Massachusetts Institute of Technology
THE DEVELOPMENTAL ARC OF PARTICIPATION OF MASSIVE VOLUNTARY COLLABORATION
Kevin Crowston, Syracuse University
Monday April 23, 2007 4:00-5:30 pm
NE20, Room 336 Conference Room (3 Cambridge Center)
Slides from This Past Seminar are Available
An Audio Recording of this talk is now available (Requires Real Player 8.0+)
The Internet has facilitated the emergence of a new era of human collaboration. Trends in usage of open source software, web-logs (commonly called blogs), so called wikis (websites that allow contributors to add their own content), and user forums facilitate combinations of online community space, tools for creating information resources, and new modes of coordinated effort among contributors which we call massive voluntary collaboration (MVC). In my talk, I will describe a model to shed light on the developmental arc of participation in MVC. This model integrates four converging perspectives from the social movements, cooperation, voluntarism and Communities of Practice literatures. This model regards MVC as a developmental arc of participation in which contributors engage in activities to share knowledge and learn about specific topics of their choice. This integrated theory brings an important complement to existing models of collaboration and explains distributed voluntary cooperation.
Kevin Crowston is a Professor of Information Studies at the Syracuse University School of Information Studies. His current research interests focus on new ways of organizing made possible by the use of information technology.
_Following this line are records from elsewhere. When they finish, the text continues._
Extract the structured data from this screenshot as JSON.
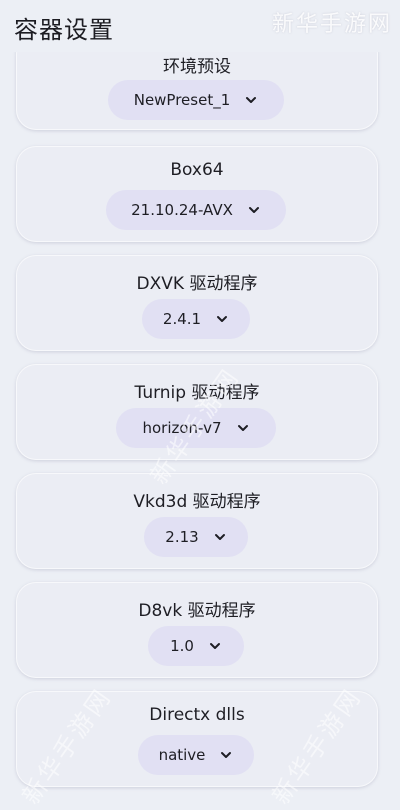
{
  "header": {
    "title": "容器设置",
    "watermark": "新华手游网"
  },
  "settings": [
    {
      "label": "环境预设",
      "value": "NewPreset_1"
    },
    {
      "label": "Box64",
      "value": "21.10.24-AVX"
    },
    {
      "label": "DXVK 驱动程序",
      "value": "2.4.1"
    },
    {
      "label": "Turnip 驱动程序",
      "value": "horizon-v7"
    },
    {
      "label": "Vkd3d 驱动程序",
      "value": "2.13"
    },
    {
      "label": "D8vk 驱动程序",
      "value": "1.0"
    },
    {
      "label": "Directx dlls",
      "value": "native"
    }
  ],
  "icons": {
    "dropdown": "chevron-down-icon"
  },
  "colors": {
    "background": "#eceff5",
    "card": "#ebedf4",
    "select_pill": "#e1e0f3",
    "text": "#1e1e24"
  }
}
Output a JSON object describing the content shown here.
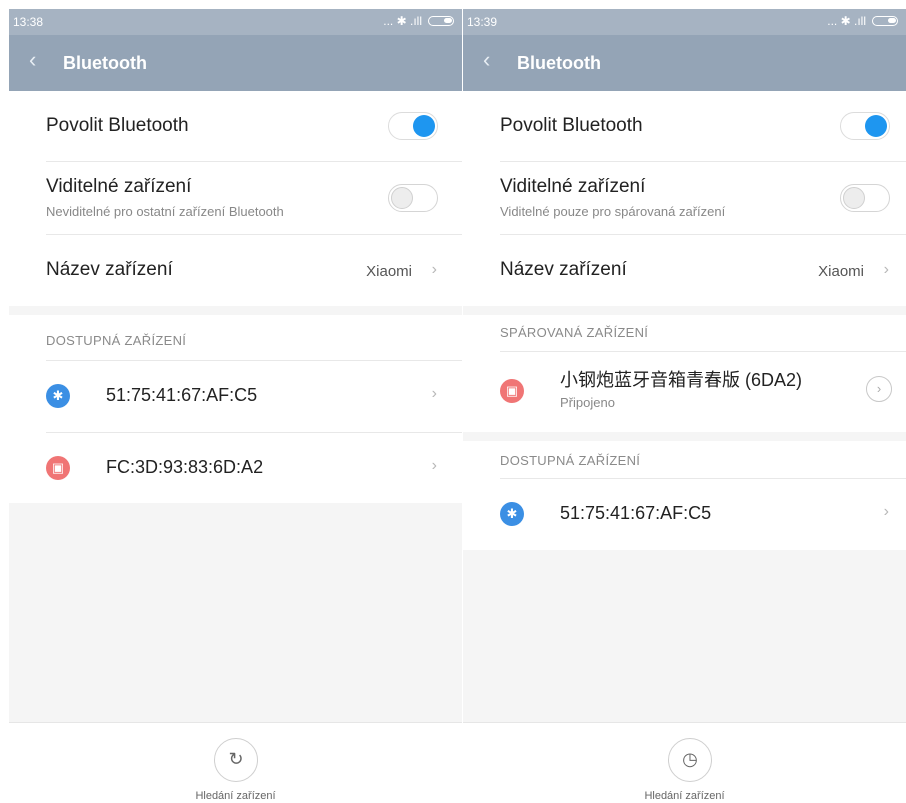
{
  "left": {
    "status": {
      "time": "13:38",
      "icons": "... ✱ .ıll"
    },
    "title": "Bluetooth",
    "enable_label": "Povolit Bluetooth",
    "visible_label": "Viditelné zařízení",
    "visible_sub": "Neviditelné pro ostatní zařízení Bluetooth",
    "name_label": "Název zařízení",
    "name_value": "Xiaomi",
    "available_header": "DOSTUPNÁ ZAŘÍZENÍ",
    "devices": [
      {
        "name": "51:75:41:67:AF:C5",
        "icon": "bluetooth-icon"
      },
      {
        "name": "FC:3D:93:83:6D:A2",
        "icon": "speaker-icon"
      }
    ],
    "scan_label": "Hledání zařízení"
  },
  "right": {
    "status": {
      "time": "13:39",
      "icons": "... ✱ .ıll"
    },
    "title": "Bluetooth",
    "enable_label": "Povolit Bluetooth",
    "visible_label": "Viditelné zařízení",
    "visible_sub": "Viditelné pouze pro spárovaná zařízení",
    "name_label": "Název zařízení",
    "name_value": "Xiaomi",
    "paired_header": "SPÁROVANÁ ZAŘÍZENÍ",
    "paired_device": {
      "name": "小钢炮蓝牙音箱青春版 (6DA2)",
      "status": "Připojeno",
      "icon": "speaker-icon"
    },
    "available_header": "DOSTUPNÁ ZAŘÍZENÍ",
    "devices": [
      {
        "name": "51:75:41:67:AF:C5",
        "icon": "bluetooth-icon"
      }
    ],
    "scan_label": "Hledání zařízení"
  },
  "colors": {
    "accent": "#1e96f0",
    "titlebar": "#94a4b6",
    "bt_icon": "#3b8fe4",
    "speaker_icon": "#f07575"
  }
}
This work approaches the issue in several ways: empirical studies of coordination-intensive processes in human organizations (especially virtual organization); theoretical characterizations of coordination problems and alternative methods for managing them; and design and empirical evaluation of systems to support people working together.
Sign Up to receive email reminders of coming speakers, join the CCI
Seminar Series mailing list.